I joined Academic Technology Support Services (ATSS) in October, 2016. Collaborating with my ATSS colleagues, along with other Academic Technologists and Instructional Designers from across the UMN system, is one of the things I enjoy most about this job. Each month, a group of staff gathers for a meeting of the Academic Technology informal Community of Practice or AT iCoP. I’m thrilled to be involved in creating a space for the sharing of AT information as well as important discourse involving technology.
Currently, much of our work in ATSS is focused on the Canvas transition taking place at the UMN. I meet regularly with my college and departmental connections to discuss and plan project schedules, training, and new tools related to the transition. In addition, I co-teach, along with Lauren Marsh, a monthly Canvas Basics online workshop to help faculty, staff, and students get started in the new learning environment.
Before joining ATSS I worked at the UMN College of Pharmacy as an Academic Technologist. The College of Pharmacy is one college on two campuses, the Twin Cities and Duluth, and students from both campus sites take all of their core courses together in spaces linked by video technology. That experience taught me the importance of quality online meetings and the role of technology in bringing together remote groups for information sharing and collaboration. Prior to coming to the UMN-TC I worked at Augsburg University, a small private university in Minneapolis. Through my work there, I learned the importance of doing more with less and not throwing a fee-based or cost solution at every problem. I also learned about the importance of accessible colleges and the value of a diverse student population.
Prior to moving to Minnesota, I worked at the University of Iowa, College of Dentistry. It was there that I began to learn about the role academic technology and simulation experiences could play in professional education.

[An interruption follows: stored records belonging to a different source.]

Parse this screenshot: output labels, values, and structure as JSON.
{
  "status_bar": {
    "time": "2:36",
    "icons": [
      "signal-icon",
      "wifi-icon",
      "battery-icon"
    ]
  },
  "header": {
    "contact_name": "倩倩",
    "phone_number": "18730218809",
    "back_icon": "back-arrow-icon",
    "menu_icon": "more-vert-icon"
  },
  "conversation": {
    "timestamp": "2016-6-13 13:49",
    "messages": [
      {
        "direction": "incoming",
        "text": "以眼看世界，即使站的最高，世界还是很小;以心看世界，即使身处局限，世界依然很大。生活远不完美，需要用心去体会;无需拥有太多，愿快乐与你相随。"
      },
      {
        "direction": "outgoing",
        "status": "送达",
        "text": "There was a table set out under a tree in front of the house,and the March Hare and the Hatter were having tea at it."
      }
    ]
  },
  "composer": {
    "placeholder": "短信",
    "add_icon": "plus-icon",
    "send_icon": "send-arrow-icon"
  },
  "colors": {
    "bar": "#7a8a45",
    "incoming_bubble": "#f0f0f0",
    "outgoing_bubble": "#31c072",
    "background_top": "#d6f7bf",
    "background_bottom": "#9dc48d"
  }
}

I graduated from the University of Iowa with a BA in Photojournalism and Visual Communication.